> What you will do: Write out every entry below exactly as it appears. Pictures do not belong in the copy.

> Dataset records:
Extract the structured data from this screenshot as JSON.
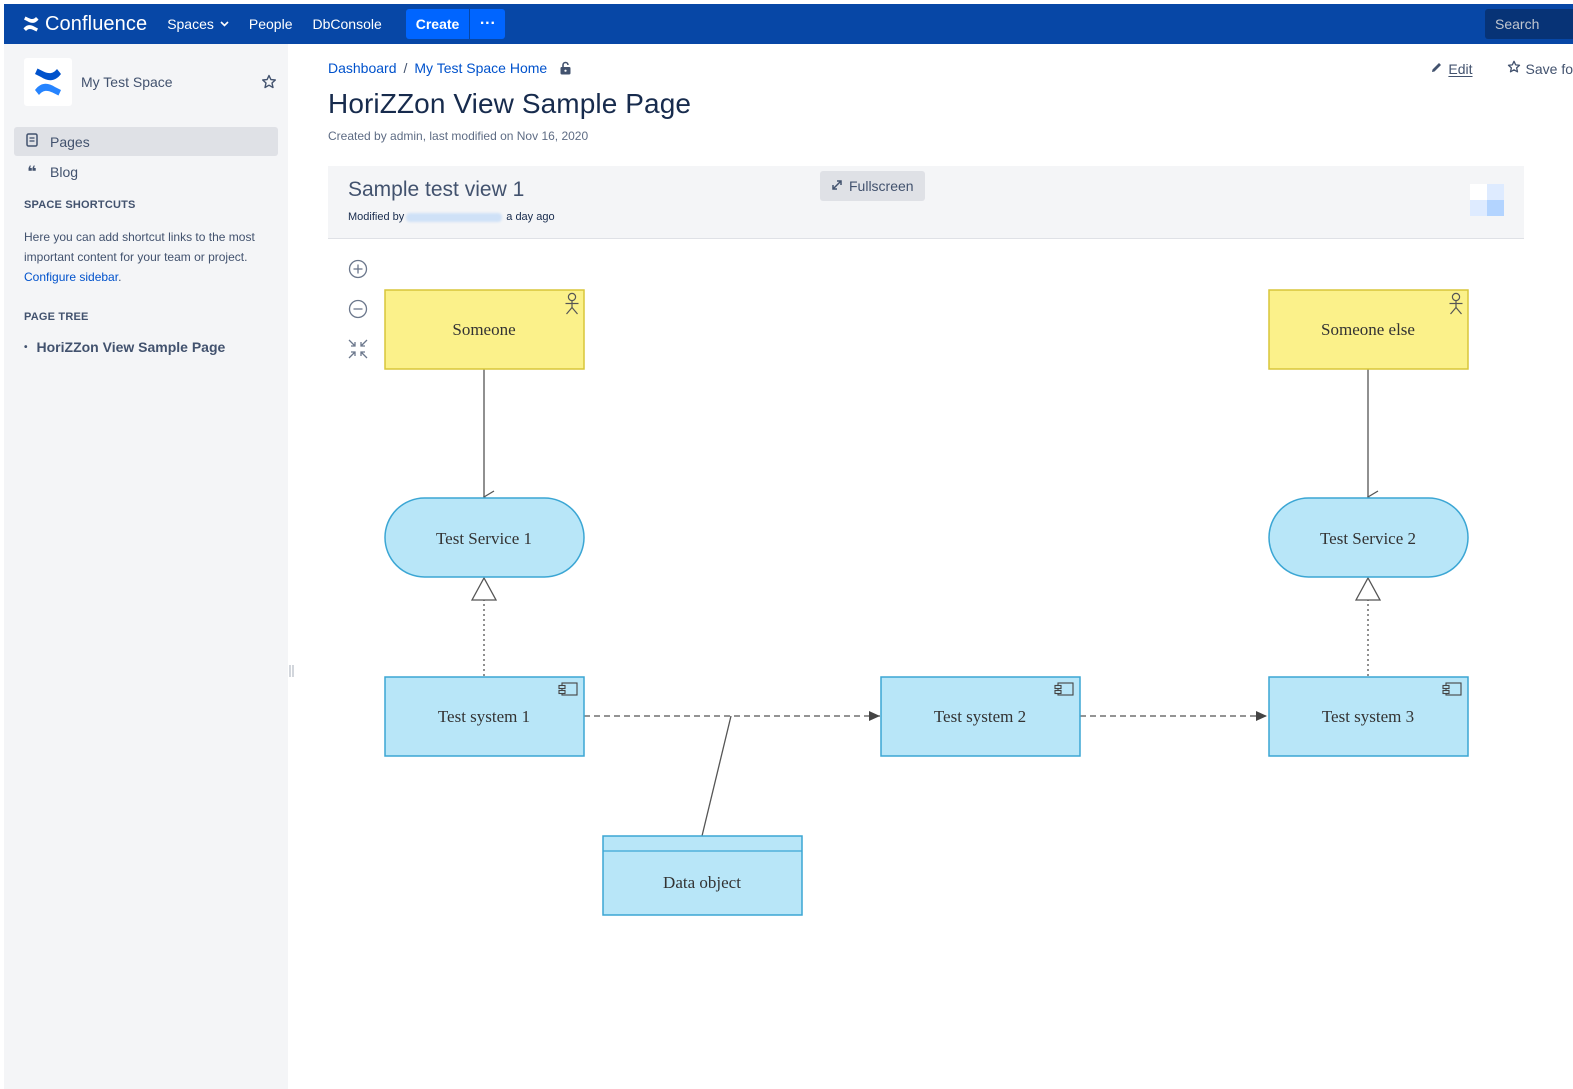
{
  "header": {
    "logo_text": "Confluence",
    "nav": [
      {
        "label": "Spaces",
        "has_dropdown": true
      },
      {
        "label": "People"
      },
      {
        "label": "DbConsole"
      }
    ],
    "create_label": "Create",
    "more_label": "···",
    "search_placeholder": "Search",
    "colors": {
      "bar": "#0747a6",
      "button": "#0065ff"
    }
  },
  "sidebar": {
    "space_name": "My Test Space",
    "items": [
      {
        "label": "Pages",
        "icon": "pages-icon",
        "active": true
      },
      {
        "label": "Blog",
        "icon": "blog-quote-icon",
        "active": false
      }
    ],
    "shortcuts_title": "SPACE SHORTCUTS",
    "shortcuts_text": "Here you can add shortcut links to the most important content for your team or project.",
    "configure_link": "Configure sidebar",
    "configure_suffix": ".",
    "page_tree_title": "PAGE TREE",
    "page_tree_items": [
      "HoriZZon View Sample Page"
    ]
  },
  "page": {
    "breadcrumbs": [
      "Dashboard",
      "My Test Space Home"
    ],
    "breadcrumb_sep": "/",
    "actions": [
      {
        "label": "Edit",
        "icon": "pencil-icon"
      },
      {
        "label": "Save fo",
        "icon": "star-icon"
      }
    ],
    "title": "HoriZZon View Sample Page",
    "meta": "Created by admin, last modified on Nov 16, 2020"
  },
  "view": {
    "title": "Sample test view 1",
    "modified_prefix": "Modified by",
    "modified_suffix": "a day ago",
    "fullscreen_label": "Fullscreen"
  },
  "diagram": {
    "colors": {
      "actor_fill": "#fbf18a",
      "actor_border": "#d8c63a",
      "app_fill": "#b8e6f8",
      "app_border": "#3ba6d4",
      "connector": "#555555"
    },
    "nodes": {
      "someone": "Someone",
      "someone_else": "Someone else",
      "service1": "Test Service 1",
      "service2": "Test Service 2",
      "system1": "Test system 1",
      "system2": "Test system 2",
      "system3": "Test system 3",
      "data_object": "Data object"
    }
  }
}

> Reply:
Extract the structured data from this screenshot as JSON.
{
  "header": {
    "logo_text": "Confluence",
    "nav": [
      {
        "label": "Spaces",
        "has_dropdown": true
      },
      {
        "label": "People"
      },
      {
        "label": "DbConsole"
      }
    ],
    "create_label": "Create",
    "more_label": "···",
    "search_placeholder": "Search",
    "colors": {
      "bar": "#0747a6",
      "button": "#0065ff"
    }
  },
  "sidebar": {
    "space_name": "My Test Space",
    "items": [
      {
        "label": "Pages",
        "icon": "pages-icon",
        "active": true
      },
      {
        "label": "Blog",
        "icon": "blog-quote-icon",
        "active": false
      }
    ],
    "shortcuts_title": "SPACE SHORTCUTS",
    "shortcuts_text": "Here you can add shortcut links to the most important content for your team or project.",
    "configure_link": "Configure sidebar",
    "configure_suffix": ".",
    "page_tree_title": "PAGE TREE",
    "page_tree_items": [
      "HoriZZon View Sample Page"
    ]
  },
  "page": {
    "breadcrumbs": [
      "Dashboard",
      "My Test Space Home"
    ],
    "breadcrumb_sep": "/",
    "actions": [
      {
        "label": "Edit",
        "icon": "pencil-icon"
      },
      {
        "label": "Save fo",
        "icon": "star-icon"
      }
    ],
    "title": "HoriZZon View Sample Page",
    "meta": "Created by admin, last modified on Nov 16, 2020"
  },
  "view": {
    "title": "Sample test view 1",
    "modified_prefix": "Modified by",
    "modified_suffix": "a day ago",
    "fullscreen_label": "Fullscreen"
  },
  "diagram": {
    "colors": {
      "actor_fill": "#fbf18a",
      "actor_border": "#d8c63a",
      "app_fill": "#b8e6f8",
      "app_border": "#3ba6d4",
      "connector": "#555555"
    },
    "nodes": {
      "someone": "Someone",
      "someone_else": "Someone else",
      "service1": "Test Service 1",
      "service2": "Test Service 2",
      "system1": "Test system 1",
      "system2": "Test system 2",
      "system3": "Test system 3",
      "data_object": "Data object"
    }
  }
}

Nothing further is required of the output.